TASK REQUIREMENTS -
Make an exact copy of the listing below.

══════════════════════════════

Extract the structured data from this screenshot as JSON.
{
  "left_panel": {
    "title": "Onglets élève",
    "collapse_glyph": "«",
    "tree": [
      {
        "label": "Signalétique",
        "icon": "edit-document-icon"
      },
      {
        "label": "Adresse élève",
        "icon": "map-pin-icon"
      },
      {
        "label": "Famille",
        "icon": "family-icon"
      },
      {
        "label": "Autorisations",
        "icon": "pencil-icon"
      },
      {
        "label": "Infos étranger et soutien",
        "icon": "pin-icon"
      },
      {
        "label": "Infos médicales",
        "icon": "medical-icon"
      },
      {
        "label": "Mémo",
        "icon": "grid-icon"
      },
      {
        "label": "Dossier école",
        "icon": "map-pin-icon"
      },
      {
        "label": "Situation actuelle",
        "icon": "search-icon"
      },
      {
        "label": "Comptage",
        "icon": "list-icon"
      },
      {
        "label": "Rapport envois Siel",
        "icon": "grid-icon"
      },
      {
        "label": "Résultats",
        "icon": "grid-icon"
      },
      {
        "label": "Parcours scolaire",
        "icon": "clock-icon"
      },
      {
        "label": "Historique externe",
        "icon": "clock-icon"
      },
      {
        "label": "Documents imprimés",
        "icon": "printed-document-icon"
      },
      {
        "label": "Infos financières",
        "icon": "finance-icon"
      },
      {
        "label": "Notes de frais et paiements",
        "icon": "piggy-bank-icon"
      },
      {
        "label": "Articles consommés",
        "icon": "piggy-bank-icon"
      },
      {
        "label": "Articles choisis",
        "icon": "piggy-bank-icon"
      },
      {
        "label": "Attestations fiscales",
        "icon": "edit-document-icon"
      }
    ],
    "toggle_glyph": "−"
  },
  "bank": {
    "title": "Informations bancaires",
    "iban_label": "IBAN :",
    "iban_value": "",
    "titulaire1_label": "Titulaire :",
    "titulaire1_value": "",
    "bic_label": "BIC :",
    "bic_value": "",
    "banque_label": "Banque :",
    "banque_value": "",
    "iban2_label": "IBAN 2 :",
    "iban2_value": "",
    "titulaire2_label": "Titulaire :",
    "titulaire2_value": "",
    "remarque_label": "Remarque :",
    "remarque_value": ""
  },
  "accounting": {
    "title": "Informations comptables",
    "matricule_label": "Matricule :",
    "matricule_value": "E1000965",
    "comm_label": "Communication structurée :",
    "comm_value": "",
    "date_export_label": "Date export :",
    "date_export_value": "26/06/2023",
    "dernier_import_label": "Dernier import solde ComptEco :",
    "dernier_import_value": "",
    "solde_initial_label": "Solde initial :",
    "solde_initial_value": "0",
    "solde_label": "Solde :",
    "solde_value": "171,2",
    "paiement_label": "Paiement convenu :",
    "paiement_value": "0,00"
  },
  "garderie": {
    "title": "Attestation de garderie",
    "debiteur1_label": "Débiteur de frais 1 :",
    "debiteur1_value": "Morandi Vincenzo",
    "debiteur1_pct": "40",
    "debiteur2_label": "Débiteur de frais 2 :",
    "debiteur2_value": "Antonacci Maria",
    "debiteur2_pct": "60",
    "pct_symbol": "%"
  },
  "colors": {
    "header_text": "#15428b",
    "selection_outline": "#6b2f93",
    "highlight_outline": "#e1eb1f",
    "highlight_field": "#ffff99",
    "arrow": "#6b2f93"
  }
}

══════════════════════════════

RESPONSE -
Extract the structured data from this screenshot as JSON.
{
  "left_panel": {
    "title": "Onglets élève",
    "collapse_glyph": "«",
    "tree": [
      {
        "label": "Signalétique",
        "icon": "edit-document-icon"
      },
      {
        "label": "Adresse élève",
        "icon": "map-pin-icon"
      },
      {
        "label": "Famille",
        "icon": "family-icon"
      },
      {
        "label": "Autorisations",
        "icon": "pencil-icon"
      },
      {
        "label": "Infos étranger et soutien",
        "icon": "pin-icon"
      },
      {
        "label": "Infos médicales",
        "icon": "medical-icon"
      },
      {
        "label": "Mémo",
        "icon": "grid-icon"
      },
      {
        "label": "Dossier école",
        "icon": "map-pin-icon"
      },
      {
        "label": "Situation actuelle",
        "icon": "search-icon"
      },
      {
        "label": "Comptage",
        "icon": "list-icon"
      },
      {
        "label": "Rapport envois Siel",
        "icon": "grid-icon"
      },
      {
        "label": "Résultats",
        "icon": "grid-icon"
      },
      {
        "label": "Parcours scolaire",
        "icon": "clock-icon"
      },
      {
        "label": "Historique externe",
        "icon": "clock-icon"
      },
      {
        "label": "Documents imprimés",
        "icon": "printed-document-icon"
      },
      {
        "label": "Infos financières",
        "icon": "finance-icon"
      },
      {
        "label": "Notes de frais et paiements",
        "icon": "piggy-bank-icon"
      },
      {
        "label": "Articles consommés",
        "icon": "piggy-bank-icon"
      },
      {
        "label": "Articles choisis",
        "icon": "piggy-bank-icon"
      },
      {
        "label": "Attestations fiscales",
        "icon": "edit-document-icon"
      }
    ],
    "toggle_glyph": "−"
  },
  "bank": {
    "title": "Informations bancaires",
    "iban_label": "IBAN :",
    "iban_value": "",
    "titulaire1_label": "Titulaire :",
    "titulaire1_value": "",
    "bic_label": "BIC :",
    "bic_value": "",
    "banque_label": "Banque :",
    "banque_value": "",
    "iban2_label": "IBAN 2 :",
    "iban2_value": "",
    "titulaire2_label": "Titulaire :",
    "titulaire2_value": "",
    "remarque_label": "Remarque :",
    "remarque_value": ""
  },
  "accounting": {
    "title": "Informations comptables",
    "matricule_label": "Matricule :",
    "matricule_value": "E1000965",
    "comm_label": "Communication structurée :",
    "comm_value": "",
    "date_export_label": "Date export :",
    "date_export_value": "26/06/2023",
    "dernier_import_label": "Dernier import solde ComptEco :",
    "dernier_import_value": "",
    "solde_initial_label": "Solde initial :",
    "solde_initial_value": "0",
    "solde_label": "Solde :",
    "solde_value": "171,2",
    "paiement_label": "Paiement convenu :",
    "paiement_value": "0,00"
  },
  "garderie": {
    "title": "Attestation de garderie",
    "debiteur1_label": "Débiteur de frais 1 :",
    "debiteur1_value": "Morandi Vincenzo",
    "debiteur1_pct": "40",
    "debiteur2_label": "Débiteur de frais 2 :",
    "debiteur2_value": "Antonacci Maria",
    "debiteur2_pct": "60",
    "pct_symbol": "%"
  },
  "colors": {
    "header_text": "#15428b",
    "selection_outline": "#6b2f93",
    "highlight_outline": "#e1eb1f",
    "highlight_field": "#ffff99",
    "arrow": "#6b2f93"
  }
}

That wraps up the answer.